Just a little note from the crew wanted to mention the Dolphins that were playing (all be it a way off so no photos sorry) about an hour out of Falmouth, surely this can only be an oman for good times ahead! And also to leave you with a picture of Stew doing the washing on passage from Weymouth to Falmouth in just his socks!!
12/31/1969, Stewart Regan
We move to the southernmost tip of Fuerteventura as we are planning to sail to Gran Canaria the following morning. We experience the worst night so far, the swell works its way around the headland and rocks the boat so violently sleep without some anaesthesia is impossible. The morning is warm and sunny and hardly a breath of wind, we try and sail but end up motoring the 50 odd miles to Las Palmas on Gran Canaria. I had both fishing lines out with the lures splashing nicely but not a sausage, nada!
We arrive at Las Palmas and the Marina is chock full of ARC boats so we motor up to the busy anchorage find a spot which we think is too small but drop the anchor and wait to see how we lie. After a couple of hours it is clear that our anchor is in and our neighbours are safe. It is always a challenge to anchor in places like this as the different boats swing to their anchors differently, it would be bad for us to be alongside a catamaran for instance as they are more governed by wind than tide.
We later watched amazed at the bully boy tactics of a steel Belgian yacht that dropped anchor in front of a Swedish couple on their yacht. When the Belgian yacht came to rest it was only about 10 feet in front of the Swede and the towed dinghy of the Belgian boat was bumping the bow of the Swedish. The Belgians refused to move so the Swedish boat let out more scope and dropped back a little. During the night we awoke to banging and crashing, the Belgians had dragged onto the yacht behind, after the tangle was sorted the Belgians did not vacate but re anchored in the same place. The Swedish boat had no choice but to clear out whereupon the Belgian boat moved further into the vacated space. Disgusting behaviour and so unfair, but what can you do???
There is a small charge for anchoring here but that includes use of the showers landing the dinghy and water if collected in cans, at under two Euros a night this is a really good deal.
I tackled the fridge repair today, I removed the thermostat and just connected the two wires together, the compressor ran and the cooling plate was freezing in short order, so this pretty much confirms that the fault lies with the thermostat. I took the offending item to the chandlers and they produced a replacement from stock. With a little bad language I re- fitted and the fridge is now frosty cold ready to cool the beer.

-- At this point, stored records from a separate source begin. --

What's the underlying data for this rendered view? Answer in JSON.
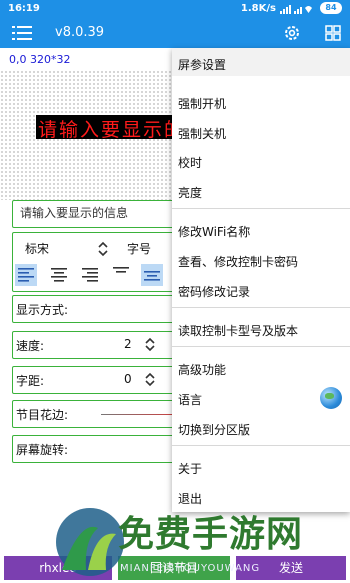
{
  "statusbar": {
    "time": "16:19",
    "network": "1.8K/s",
    "battery": "84"
  },
  "appbar": {
    "version": "v8.0.39"
  },
  "preview": {
    "coord": "0,0 320*32",
    "led_text": "请输入要显示的信息"
  },
  "editor": {
    "input_placeholder": "请输入要显示的信息",
    "font_name": "标宋",
    "font_size_label": "字号",
    "display_mode_label": "显示方式:",
    "speed_label": "速度:",
    "speed_value": "2",
    "spacing_label": "字距:",
    "spacing_value": "0",
    "border_label": "节目花边:",
    "rotation_label": "屏幕旋转:"
  },
  "bottom": {
    "btn1": "rhxleo",
    "btn2": "回读节目",
    "btn3": "发送"
  },
  "menu": {
    "header": "屏参设置",
    "items": [
      "强制开机",
      "强制关机",
      "校时",
      "亮度",
      "修改WiFi名称",
      "查看、修改控制卡密码",
      "密码修改记录",
      "读取控制卡型号及版本",
      "高级功能",
      "语言",
      "切换到分区版",
      "关于",
      "退出"
    ]
  },
  "watermark": {
    "text": "免费手游网",
    "sub": "MIANFEISHOUYOUWANG"
  },
  "colors": {
    "primary": "#1e90e6",
    "border": "#3ab23a",
    "led": "#ff1b1b"
  }
}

Hamish and Graham are two ARC veterans having done about 5 crossings with the ARC and you can tell the excitement is building amongst the fleet in the marina. We were invited to Dinner aboard Low Profile by Hamish Last night and enjoyed the evening chewing the fat off the maritime bone.

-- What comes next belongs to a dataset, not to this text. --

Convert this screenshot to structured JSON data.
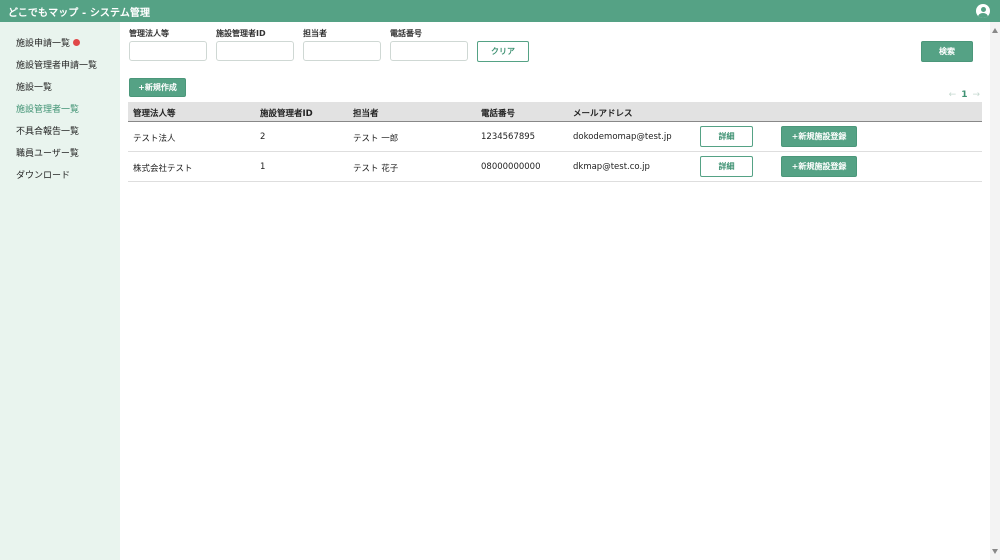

Another forecast makes up our mind to delay the move to the south of the island for another couple of days as we are planning to anchor and the sea has been kicked up by nearly a week of winds in the 20 knot region. We have to be in the South of Tenerife by the 15th as we are meeting my Father and Rita who are bringing spares (which are cheaper in the UK ( ASAP Spares)) and then Karen's parents afterwards ,also bringing a much needed Wi Fi antennae and other goodies. We have been dreaming of crunchy peanut butter, marmite and other such treats.